* **Records for this task**:
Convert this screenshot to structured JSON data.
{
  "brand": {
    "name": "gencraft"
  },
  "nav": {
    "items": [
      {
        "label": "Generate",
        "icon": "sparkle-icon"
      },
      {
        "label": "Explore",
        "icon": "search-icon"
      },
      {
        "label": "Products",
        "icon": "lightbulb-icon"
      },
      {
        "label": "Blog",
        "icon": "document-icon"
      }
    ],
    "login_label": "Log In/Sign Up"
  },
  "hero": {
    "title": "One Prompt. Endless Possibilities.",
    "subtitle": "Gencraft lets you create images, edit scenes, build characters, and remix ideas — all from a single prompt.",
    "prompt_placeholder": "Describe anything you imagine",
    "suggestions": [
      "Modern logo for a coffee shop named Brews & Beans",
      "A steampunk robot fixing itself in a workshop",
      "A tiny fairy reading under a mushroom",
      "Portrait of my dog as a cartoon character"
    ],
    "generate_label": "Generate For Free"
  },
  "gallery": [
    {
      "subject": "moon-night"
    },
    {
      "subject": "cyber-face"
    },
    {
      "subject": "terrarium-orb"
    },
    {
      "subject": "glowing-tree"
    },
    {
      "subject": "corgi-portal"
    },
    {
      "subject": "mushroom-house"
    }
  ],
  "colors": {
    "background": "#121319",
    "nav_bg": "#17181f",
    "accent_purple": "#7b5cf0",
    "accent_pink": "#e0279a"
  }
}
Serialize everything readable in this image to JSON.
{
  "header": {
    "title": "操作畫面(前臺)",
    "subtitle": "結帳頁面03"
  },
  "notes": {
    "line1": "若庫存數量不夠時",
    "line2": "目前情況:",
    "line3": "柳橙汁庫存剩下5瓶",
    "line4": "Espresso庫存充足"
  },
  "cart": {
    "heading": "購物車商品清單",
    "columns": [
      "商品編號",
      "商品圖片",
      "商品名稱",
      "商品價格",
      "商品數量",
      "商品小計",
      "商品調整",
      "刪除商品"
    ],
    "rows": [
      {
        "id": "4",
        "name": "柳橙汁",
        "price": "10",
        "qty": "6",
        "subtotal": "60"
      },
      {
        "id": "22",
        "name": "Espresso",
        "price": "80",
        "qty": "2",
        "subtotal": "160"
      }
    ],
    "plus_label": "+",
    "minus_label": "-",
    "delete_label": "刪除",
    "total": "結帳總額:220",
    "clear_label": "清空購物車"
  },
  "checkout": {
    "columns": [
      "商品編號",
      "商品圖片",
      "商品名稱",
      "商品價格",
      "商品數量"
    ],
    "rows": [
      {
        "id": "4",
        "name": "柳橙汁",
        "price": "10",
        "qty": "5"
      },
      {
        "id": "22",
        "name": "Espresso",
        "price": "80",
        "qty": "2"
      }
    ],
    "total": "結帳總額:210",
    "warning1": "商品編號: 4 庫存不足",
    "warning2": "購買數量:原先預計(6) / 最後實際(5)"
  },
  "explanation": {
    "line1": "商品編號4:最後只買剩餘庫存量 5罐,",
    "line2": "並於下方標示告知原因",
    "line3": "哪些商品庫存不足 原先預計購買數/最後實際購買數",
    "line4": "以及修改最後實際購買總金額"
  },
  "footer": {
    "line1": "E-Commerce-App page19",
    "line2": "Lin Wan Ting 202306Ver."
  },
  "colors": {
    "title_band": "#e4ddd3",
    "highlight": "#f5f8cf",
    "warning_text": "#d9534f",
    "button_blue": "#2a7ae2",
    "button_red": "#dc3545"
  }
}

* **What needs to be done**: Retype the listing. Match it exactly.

* **Answer space**:
Convert this screenshot to structured JSON data.
{
  "brand": {
    "name": "gencraft"
  },
  "nav": {
    "items": [
      {
        "label": "Generate",
        "icon": "sparkle-icon"
      },
      {
        "label": "Explore",
        "icon": "search-icon"
      },
      {
        "label": "Products",
        "icon": "lightbulb-icon"
      },
      {
        "label": "Blog",
        "icon": "document-icon"
      }
    ],
    "login_label": "Log In/Sign Up"
  },
  "hero": {
    "title": "One Prompt. Endless Possibilities.",
    "subtitle": "Gencraft lets you create images, edit scenes, build characters, and remix ideas — all from a single prompt.",
    "prompt_placeholder": "Describe anything you imagine",
    "suggestions": [
      "Modern logo for a coffee shop named Brews & Beans",
      "A steampunk robot fixing itself in a workshop",
      "A tiny fairy reading under a mushroom",
      "Portrait of my dog as a cartoon character"
    ],
    "generate_label": "Generate For Free"
  },
  "gallery": [
    {
      "subject": "moon-night"
    },
    {
      "subject": "cyber-face"
    },
    {
      "subject": "terrarium-orb"
    },
    {
      "subject": "glowing-tree"
    },
    {
      "subject": "corgi-portal"
    },
    {
      "subject": "mushroom-house"
    }
  ],
  "colors": {
    "background": "#121319",
    "nav_bg": "#17181f",
    "accent_purple": "#7b5cf0",
    "accent_pink": "#e0279a"
  }
}
Serialize everything readable in this image to JSON.
{
  "header": {
    "title": "操作畫面(前臺)",
    "subtitle": "結帳頁面03"
  },
  "notes": {
    "line1": "若庫存數量不夠時",
    "line2": "目前情況:",
    "line3": "柳橙汁庫存剩下5瓶",
    "line4": "Espresso庫存充足"
  },
  "cart": {
    "heading": "購物車商品清單",
    "columns": [
      "商品編號",
      "商品圖片",
      "商品名稱",
      "商品價格",
      "商品數量",
      "商品小計",
      "商品調整",
      "刪除商品"
    ],
    "rows": [
      {
        "id": "4",
        "name": "柳橙汁",
        "price": "10",
        "qty": "6",
        "subtotal": "60"
      },
      {
        "id": "22",
        "name": "Espresso",
        "price": "80",
        "qty": "2",
        "subtotal": "160"
      }
    ],
    "plus_label": "+",
    "minus_label": "-",
    "delete_label": "刪除",
    "total": "結帳總額:220",
    "clear_label": "清空購物車"
  },
  "checkout": {
    "columns": [
      "商品編號",
      "商品圖片",
      "商品名稱",
      "商品價格",
      "商品數量"
    ],
    "rows": [
      {
        "id": "4",
        "name": "柳橙汁",
        "price": "10",
        "qty": "5"
      },
      {
        "id": "22",
        "name": "Espresso",
        "price": "80",
        "qty": "2"
      }
    ],
    "total": "結帳總額:210",
    "warning1": "商品編號: 4 庫存不足",
    "warning2": "購買數量:原先預計(6) / 最後實際(5)"
  },
  "explanation": {
    "line1": "商品編號4:最後只買剩餘庫存量 5罐,",
    "line2": "並於下方標示告知原因",
    "line3": "哪些商品庫存不足 原先預計購買數/最後實際購買數",
    "line4": "以及修改最後實際購買總金額"
  },
  "footer": {
    "line1": "E-Commerce-App page19",
    "line2": "Lin Wan Ting 202306Ver."
  },
  "colors": {
    "title_band": "#e4ddd3",
    "highlight": "#f5f8cf",
    "warning_text": "#d9534f",
    "button_blue": "#2a7ae2",
    "button_red": "#dc3545"
  }
}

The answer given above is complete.